8 Their bottom line. Mutual companies can return money to policyholders, while publicly traded firms can improve The industry supervisory groups and global regulators the return on equity. Thus, Credit risk management that have studied the crisis have concluded that a major should be focused on implementing and maintaining the cause was the lack of forward-looking views of Credit right guardrails so that the business can take appropriate risk. Today, insurers may have similarly serious concerns risks in pursuit of better risk-adjusted returns. about overexposure to the oil industry or certain government debt. The imperatives to avoid similar scenarios in the future and to improve portfolio performance are driving Lessons from banking many insurers' investments in more robust Credit risk management capabilities today. They are also leading Insurers can apply the lessons learned many insurers to go beyond minimum standards for from experience of the banking sector regulatory compliance as a means to gain much deeper and more precise views of their Credit risk.

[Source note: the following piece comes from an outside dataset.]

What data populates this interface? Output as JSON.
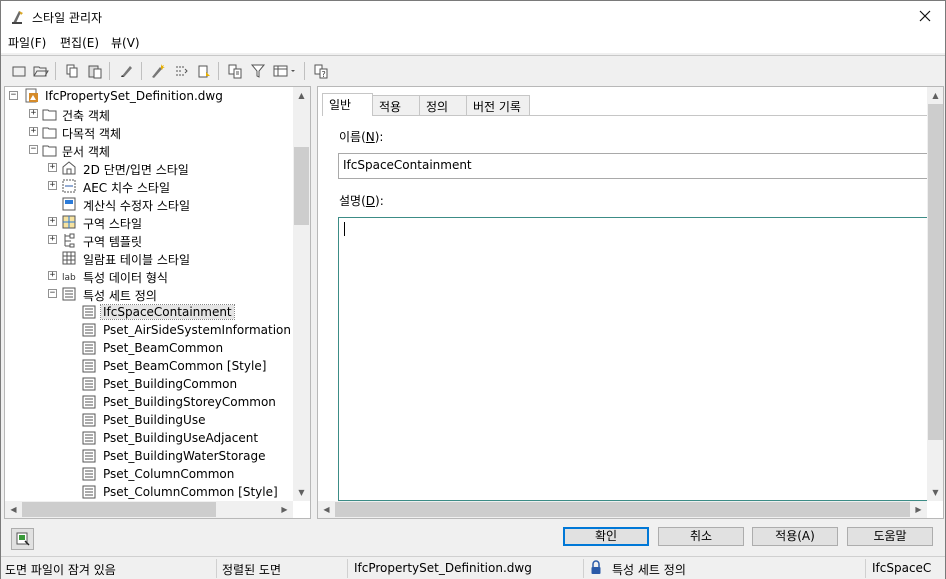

9 With Credit risk management . First and foremost, because of the nature of their The need and business case for Credit risk management varies by type of insurance company. business, banks must be extraordinarily effective and disciplined in Credit risk Life insurers and annuity providers management . Secondarily, banking These carriers need insight into Credit risk to avoid executives have learned to view overexposing their investments to one asset class or sector a critical consideration with interest rates regulatory and supervisory guidance as remaining at or near record lows. Credit risk is typically a source for good business practices. the second-largest risk faced by life insurance and Neither banks nor insurers like annuity companies, after only market risk (interest rate and equity price changes), and thus should be viewed in regulation, but there is value for those context of long-term exposures.
10 Firms and executives who know where to find it. 5. The Credit risk management road map: a proven approach A building-block approach to Credit risk management that guidance and positioning it as a requirement for has proven effective at many firms. The foundational investing the firm's assets is the first step to managing building blocks must be in place before more essential Credit risk exposure. and advanced capabilities can be established to support Starting from the risk appetite statement, insurers will various levels of risk management activities. The primary then typically seek to set Credit risk limits by several steps insurers should follow are outlined below. categories, including: Define the right Credit risk appetite and Rating class or average rating Credit risk limits Name-level Credit risk exposures Industry or economic sectors Multiple stakeholders across the company should be involved in the broad-based process for determining Geographical limits the parameters for investment decisions, including tolerable Credit exposures, the likelihood of losses and When it comes to setting limits for economic capital, these the risk profiles of specific investments.